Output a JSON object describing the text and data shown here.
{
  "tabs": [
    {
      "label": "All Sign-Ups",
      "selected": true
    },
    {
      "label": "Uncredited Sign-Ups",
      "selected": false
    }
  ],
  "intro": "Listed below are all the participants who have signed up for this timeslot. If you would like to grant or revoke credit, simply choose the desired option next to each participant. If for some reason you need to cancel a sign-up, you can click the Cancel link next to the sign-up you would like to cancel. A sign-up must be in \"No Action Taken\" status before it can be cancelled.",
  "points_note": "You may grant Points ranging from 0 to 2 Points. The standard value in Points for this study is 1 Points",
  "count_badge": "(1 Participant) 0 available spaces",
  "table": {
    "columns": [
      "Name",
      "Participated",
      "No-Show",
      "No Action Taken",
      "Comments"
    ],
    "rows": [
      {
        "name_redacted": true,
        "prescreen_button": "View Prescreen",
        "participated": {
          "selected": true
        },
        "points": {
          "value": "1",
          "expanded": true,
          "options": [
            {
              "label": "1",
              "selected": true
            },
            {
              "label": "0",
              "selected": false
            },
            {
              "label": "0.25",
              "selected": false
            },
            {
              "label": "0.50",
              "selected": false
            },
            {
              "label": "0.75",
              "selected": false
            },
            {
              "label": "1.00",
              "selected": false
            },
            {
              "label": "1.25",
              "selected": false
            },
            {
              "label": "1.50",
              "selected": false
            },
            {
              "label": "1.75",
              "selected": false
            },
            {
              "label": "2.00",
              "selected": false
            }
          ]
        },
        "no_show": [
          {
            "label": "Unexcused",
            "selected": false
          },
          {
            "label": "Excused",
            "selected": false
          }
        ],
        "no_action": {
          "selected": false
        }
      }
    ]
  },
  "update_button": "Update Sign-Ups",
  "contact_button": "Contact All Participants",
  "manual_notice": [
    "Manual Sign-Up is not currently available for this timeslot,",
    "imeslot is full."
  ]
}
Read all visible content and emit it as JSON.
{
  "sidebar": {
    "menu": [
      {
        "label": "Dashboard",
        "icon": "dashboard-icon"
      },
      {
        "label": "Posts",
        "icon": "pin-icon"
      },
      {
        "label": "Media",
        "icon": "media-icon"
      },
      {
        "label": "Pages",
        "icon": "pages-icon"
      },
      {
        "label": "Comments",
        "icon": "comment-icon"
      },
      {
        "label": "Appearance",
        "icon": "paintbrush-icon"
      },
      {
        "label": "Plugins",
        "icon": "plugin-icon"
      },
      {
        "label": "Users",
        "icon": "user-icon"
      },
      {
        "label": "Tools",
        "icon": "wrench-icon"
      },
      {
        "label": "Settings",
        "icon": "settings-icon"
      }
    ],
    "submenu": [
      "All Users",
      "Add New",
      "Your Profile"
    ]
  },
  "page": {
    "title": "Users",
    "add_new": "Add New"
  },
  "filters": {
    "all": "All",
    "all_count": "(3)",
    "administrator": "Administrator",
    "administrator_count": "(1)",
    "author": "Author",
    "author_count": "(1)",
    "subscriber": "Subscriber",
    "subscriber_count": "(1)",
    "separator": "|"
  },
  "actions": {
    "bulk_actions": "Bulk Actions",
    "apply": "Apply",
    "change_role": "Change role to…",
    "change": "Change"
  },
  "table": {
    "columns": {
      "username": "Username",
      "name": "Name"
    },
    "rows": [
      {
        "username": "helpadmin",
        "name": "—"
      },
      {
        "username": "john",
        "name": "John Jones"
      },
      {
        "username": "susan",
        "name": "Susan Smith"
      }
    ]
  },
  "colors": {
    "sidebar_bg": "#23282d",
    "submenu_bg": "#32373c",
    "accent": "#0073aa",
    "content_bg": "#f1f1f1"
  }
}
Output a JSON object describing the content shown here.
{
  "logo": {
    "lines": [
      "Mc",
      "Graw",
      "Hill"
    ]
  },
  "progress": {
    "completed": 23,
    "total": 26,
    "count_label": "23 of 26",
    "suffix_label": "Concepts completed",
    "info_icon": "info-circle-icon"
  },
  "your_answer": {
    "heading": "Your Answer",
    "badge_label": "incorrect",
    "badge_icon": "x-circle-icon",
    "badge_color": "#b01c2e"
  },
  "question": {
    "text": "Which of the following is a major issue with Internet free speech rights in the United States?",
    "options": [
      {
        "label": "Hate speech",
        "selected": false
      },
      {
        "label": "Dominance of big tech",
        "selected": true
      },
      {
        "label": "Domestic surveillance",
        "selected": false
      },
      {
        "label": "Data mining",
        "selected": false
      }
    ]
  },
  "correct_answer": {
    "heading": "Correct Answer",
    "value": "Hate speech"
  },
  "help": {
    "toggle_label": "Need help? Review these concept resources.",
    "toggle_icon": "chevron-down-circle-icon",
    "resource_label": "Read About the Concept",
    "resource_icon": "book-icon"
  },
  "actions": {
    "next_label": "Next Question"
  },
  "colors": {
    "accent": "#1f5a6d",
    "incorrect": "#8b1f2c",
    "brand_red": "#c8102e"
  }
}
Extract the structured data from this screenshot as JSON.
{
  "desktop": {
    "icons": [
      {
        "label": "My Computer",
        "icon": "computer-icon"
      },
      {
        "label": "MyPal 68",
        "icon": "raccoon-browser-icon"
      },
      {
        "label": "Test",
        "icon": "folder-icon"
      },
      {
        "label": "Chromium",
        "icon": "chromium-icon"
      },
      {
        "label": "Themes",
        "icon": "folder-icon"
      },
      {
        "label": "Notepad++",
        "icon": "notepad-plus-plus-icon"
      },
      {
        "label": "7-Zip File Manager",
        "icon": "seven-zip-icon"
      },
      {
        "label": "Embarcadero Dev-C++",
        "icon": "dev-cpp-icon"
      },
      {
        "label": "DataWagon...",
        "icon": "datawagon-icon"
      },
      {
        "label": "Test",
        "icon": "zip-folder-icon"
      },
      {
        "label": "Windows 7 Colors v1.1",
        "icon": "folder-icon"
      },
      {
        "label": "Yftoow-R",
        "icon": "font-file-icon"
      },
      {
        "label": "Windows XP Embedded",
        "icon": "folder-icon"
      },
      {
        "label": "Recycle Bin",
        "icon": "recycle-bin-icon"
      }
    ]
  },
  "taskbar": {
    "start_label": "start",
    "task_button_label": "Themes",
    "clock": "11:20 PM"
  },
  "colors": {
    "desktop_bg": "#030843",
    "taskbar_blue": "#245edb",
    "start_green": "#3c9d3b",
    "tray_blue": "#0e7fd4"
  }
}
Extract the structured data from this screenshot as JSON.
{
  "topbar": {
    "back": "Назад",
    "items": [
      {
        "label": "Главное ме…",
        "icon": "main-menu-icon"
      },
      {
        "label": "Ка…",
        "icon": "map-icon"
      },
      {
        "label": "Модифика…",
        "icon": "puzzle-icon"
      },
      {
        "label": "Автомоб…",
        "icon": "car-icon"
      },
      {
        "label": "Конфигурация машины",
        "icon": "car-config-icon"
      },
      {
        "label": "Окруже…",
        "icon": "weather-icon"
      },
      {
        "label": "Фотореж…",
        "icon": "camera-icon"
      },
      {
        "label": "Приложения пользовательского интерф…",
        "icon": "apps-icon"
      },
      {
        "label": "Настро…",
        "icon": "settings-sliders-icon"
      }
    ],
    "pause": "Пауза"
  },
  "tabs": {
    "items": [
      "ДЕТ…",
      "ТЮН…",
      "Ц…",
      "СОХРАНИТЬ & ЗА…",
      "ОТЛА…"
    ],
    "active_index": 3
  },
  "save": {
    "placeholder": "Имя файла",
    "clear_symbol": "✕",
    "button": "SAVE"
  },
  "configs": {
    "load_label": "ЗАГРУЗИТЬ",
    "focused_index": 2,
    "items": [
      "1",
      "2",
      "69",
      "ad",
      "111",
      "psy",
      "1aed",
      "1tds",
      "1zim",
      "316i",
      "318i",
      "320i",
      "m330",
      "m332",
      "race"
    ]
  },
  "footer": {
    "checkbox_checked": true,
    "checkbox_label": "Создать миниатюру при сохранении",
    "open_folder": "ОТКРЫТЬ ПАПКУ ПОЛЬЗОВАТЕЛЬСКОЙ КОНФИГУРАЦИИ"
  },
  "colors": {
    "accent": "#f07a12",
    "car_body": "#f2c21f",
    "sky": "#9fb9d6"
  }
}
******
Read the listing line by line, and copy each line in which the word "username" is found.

» TASK SOLUTION
      "username": "Username",
        "username": "helpadmin",
        "username": "john",
        "username": "susan",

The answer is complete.